The task:
Only the lines that contain the string "axis" belong in the answer; pull them from the records.
....
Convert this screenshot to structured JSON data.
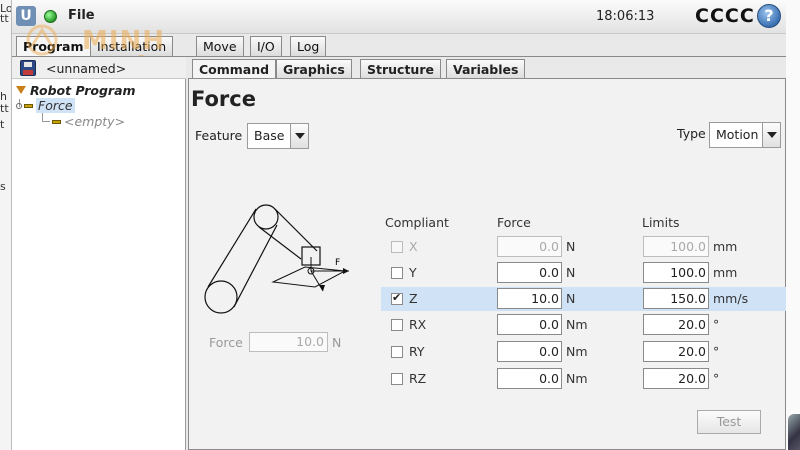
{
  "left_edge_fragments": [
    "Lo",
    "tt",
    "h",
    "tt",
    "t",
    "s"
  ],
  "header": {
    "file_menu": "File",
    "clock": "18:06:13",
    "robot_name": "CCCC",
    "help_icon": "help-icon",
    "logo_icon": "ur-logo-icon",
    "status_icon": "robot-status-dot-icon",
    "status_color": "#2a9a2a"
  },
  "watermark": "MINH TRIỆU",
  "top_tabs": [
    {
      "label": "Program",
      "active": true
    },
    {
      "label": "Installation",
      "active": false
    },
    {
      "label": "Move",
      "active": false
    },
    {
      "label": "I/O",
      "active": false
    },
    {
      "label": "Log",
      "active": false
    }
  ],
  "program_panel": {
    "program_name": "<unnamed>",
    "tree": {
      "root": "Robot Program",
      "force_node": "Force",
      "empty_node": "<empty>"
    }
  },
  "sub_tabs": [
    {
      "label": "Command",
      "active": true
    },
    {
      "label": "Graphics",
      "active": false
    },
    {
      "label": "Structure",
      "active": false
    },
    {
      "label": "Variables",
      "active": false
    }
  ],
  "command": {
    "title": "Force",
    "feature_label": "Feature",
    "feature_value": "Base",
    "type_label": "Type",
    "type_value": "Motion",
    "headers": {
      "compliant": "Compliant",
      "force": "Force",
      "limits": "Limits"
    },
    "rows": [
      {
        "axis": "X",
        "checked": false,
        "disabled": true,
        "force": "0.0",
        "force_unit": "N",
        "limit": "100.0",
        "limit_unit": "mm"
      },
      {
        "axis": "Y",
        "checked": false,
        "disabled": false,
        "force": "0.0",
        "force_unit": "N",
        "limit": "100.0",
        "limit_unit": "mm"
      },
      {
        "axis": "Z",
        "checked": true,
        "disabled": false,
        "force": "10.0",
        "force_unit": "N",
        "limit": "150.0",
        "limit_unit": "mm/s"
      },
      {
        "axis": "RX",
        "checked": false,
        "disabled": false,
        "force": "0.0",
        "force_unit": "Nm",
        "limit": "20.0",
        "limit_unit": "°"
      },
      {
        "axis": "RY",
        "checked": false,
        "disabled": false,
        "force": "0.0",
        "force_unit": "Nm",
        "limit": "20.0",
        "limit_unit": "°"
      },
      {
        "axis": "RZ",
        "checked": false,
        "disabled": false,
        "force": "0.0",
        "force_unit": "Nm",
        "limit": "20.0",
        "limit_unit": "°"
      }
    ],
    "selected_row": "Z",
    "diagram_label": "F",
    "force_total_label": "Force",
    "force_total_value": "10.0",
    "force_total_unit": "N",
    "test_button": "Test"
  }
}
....
Response to the exercise:
        "axis": "X",
        "axis": "Y",
        "axis": "Z",
        "axis": "RX",
        "axis": "RY",
        "axis": "RZ",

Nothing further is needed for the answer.